This article examines the representation of rembetika music in Turkey since the 1990s. As a genre which is closely intertwined with migration, rembetika has multilingual and multicultural origins, encompassing Ottoman-Greek, Ottoman-Turkish, Greek, Arabic, Slavic and Balkan elements, dating back to the end of the 19th and the beginning of the 20th centuries. Its recent revival within the Turkish music scene has as much to do with a renewed interest in the music of the minorities as with the so-called ‘thaw in relationships’ between Greece and Turkey. However this revival raises certain questions as to the choice and presentation of songs in the recent rembetika recordings issued in Turkey, the liner notes included with the recordings, and the decision to translate or not to translate the songs’ lyrics. The article argues that in the context of rembetika in Turkey, the existence of translations/rewritings of lyrics indicates an ‘othering’ process, while simultaneously ensuring an ‘after-life’ for rembetika songs in a land which reputedly gave birth to them in the first place.
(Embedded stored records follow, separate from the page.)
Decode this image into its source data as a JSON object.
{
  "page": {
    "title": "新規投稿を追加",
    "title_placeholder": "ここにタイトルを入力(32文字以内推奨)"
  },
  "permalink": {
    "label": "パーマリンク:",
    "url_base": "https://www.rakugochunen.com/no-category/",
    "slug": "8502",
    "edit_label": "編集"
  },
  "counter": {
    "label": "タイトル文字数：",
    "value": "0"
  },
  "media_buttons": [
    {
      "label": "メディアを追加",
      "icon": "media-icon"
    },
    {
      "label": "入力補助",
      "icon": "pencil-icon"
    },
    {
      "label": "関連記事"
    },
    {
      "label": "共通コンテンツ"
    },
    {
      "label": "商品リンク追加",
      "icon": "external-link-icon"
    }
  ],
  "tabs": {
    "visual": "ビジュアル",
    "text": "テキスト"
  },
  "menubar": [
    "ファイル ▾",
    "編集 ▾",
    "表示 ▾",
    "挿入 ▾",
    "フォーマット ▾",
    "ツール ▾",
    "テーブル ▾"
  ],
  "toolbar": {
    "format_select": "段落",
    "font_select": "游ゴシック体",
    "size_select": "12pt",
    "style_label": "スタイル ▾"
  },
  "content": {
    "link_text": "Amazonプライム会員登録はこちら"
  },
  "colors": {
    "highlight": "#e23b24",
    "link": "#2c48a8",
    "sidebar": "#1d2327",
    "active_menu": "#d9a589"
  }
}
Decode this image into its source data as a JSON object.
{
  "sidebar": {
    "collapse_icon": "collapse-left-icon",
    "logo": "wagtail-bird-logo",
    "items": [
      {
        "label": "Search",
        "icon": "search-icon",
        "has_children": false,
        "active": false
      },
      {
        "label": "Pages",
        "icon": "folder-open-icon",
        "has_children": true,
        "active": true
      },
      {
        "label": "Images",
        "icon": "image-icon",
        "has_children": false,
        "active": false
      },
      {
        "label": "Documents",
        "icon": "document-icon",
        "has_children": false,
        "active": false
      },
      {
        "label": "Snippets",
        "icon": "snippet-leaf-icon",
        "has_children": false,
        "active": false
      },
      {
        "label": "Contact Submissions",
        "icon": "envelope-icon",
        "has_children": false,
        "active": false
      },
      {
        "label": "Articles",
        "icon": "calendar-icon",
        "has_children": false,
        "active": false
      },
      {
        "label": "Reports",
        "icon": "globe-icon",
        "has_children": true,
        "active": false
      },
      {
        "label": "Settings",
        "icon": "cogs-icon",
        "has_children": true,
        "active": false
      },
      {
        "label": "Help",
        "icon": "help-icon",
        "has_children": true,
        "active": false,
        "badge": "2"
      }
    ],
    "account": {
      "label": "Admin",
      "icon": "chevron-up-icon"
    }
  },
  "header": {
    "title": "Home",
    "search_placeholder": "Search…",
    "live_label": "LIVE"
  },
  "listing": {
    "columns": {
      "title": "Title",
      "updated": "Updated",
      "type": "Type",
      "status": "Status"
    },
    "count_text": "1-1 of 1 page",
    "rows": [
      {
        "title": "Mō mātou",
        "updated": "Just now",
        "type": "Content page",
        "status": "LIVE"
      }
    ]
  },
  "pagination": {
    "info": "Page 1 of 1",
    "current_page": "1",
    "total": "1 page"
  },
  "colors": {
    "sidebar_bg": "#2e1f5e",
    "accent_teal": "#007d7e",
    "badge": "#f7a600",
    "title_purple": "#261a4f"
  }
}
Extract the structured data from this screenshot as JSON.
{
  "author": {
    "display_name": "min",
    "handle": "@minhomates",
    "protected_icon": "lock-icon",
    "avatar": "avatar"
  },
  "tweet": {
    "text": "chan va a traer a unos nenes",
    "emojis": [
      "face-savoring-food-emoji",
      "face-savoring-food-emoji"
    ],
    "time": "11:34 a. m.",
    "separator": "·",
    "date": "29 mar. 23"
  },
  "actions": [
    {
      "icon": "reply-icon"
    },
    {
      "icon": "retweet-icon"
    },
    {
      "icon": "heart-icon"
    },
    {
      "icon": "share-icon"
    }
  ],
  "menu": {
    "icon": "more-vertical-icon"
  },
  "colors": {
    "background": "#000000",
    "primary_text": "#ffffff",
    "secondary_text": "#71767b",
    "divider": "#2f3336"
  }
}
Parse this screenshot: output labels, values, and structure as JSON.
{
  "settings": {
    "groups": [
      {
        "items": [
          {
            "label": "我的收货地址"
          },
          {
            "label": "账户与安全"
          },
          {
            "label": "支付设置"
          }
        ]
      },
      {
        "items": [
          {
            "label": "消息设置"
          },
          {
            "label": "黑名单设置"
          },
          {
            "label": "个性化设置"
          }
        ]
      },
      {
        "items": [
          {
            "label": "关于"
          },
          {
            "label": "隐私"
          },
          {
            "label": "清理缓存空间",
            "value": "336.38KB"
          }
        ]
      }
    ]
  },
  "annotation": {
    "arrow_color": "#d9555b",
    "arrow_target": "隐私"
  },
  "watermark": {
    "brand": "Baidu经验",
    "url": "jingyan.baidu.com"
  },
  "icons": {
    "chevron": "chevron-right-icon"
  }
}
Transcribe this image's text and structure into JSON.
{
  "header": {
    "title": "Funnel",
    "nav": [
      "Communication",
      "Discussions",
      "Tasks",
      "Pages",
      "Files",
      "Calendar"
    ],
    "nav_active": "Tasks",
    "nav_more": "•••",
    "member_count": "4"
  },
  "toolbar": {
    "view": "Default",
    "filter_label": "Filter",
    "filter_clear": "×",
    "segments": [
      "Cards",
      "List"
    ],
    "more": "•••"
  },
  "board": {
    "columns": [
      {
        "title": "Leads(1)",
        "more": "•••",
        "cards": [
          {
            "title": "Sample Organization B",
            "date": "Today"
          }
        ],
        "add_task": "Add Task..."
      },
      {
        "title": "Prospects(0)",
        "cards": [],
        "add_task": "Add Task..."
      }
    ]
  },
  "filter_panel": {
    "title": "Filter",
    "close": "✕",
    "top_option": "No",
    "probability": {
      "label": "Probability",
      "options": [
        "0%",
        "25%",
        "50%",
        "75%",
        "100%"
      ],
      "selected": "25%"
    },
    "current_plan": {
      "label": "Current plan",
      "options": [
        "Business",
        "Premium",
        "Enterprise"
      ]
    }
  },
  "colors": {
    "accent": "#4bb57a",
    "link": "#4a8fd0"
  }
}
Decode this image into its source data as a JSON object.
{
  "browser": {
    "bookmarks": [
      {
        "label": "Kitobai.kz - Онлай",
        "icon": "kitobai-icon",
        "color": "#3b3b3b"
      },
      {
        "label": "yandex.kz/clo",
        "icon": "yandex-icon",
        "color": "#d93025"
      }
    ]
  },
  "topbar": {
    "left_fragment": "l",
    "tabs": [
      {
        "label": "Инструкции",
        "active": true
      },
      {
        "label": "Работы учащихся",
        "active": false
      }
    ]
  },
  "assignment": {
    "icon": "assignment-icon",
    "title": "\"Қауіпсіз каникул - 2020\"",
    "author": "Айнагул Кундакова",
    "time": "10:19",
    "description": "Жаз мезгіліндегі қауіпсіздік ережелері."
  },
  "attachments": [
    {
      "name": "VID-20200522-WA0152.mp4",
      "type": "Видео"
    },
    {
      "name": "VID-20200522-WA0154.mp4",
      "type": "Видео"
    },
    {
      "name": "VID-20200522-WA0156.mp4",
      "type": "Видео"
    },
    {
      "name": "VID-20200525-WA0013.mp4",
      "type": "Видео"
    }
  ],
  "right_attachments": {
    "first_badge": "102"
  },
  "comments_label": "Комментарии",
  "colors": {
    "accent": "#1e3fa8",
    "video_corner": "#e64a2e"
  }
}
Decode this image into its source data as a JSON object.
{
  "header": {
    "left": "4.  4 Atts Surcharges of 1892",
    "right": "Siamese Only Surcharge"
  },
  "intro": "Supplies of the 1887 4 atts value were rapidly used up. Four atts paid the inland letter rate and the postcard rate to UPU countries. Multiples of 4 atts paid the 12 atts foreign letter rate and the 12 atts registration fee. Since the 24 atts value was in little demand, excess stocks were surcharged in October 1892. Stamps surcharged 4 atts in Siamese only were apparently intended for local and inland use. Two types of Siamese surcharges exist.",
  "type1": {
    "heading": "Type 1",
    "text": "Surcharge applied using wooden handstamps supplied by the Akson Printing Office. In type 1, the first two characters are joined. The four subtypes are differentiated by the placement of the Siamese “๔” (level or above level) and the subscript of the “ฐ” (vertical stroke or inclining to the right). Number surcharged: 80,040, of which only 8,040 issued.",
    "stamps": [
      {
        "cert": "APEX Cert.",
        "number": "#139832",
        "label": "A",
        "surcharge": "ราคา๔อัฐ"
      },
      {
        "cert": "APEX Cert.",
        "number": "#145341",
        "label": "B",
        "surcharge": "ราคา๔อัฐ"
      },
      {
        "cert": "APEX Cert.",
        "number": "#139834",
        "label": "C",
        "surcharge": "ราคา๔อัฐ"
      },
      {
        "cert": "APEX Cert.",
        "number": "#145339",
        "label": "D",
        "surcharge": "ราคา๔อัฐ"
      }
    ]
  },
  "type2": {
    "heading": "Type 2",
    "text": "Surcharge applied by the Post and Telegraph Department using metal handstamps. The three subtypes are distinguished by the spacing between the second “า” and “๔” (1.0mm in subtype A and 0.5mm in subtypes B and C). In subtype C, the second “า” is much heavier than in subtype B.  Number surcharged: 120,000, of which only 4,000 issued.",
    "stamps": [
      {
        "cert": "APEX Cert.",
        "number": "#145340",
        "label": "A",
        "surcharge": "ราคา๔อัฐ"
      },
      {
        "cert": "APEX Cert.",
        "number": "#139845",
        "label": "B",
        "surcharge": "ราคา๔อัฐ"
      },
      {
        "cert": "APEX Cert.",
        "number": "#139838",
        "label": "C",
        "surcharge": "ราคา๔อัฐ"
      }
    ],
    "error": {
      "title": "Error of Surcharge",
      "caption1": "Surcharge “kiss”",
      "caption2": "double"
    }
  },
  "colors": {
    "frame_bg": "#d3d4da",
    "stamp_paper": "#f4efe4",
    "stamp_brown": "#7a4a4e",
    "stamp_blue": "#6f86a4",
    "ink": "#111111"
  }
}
|Journal||Translator: Studies in Intercultural Communication|
|Publication status||Published - 2006|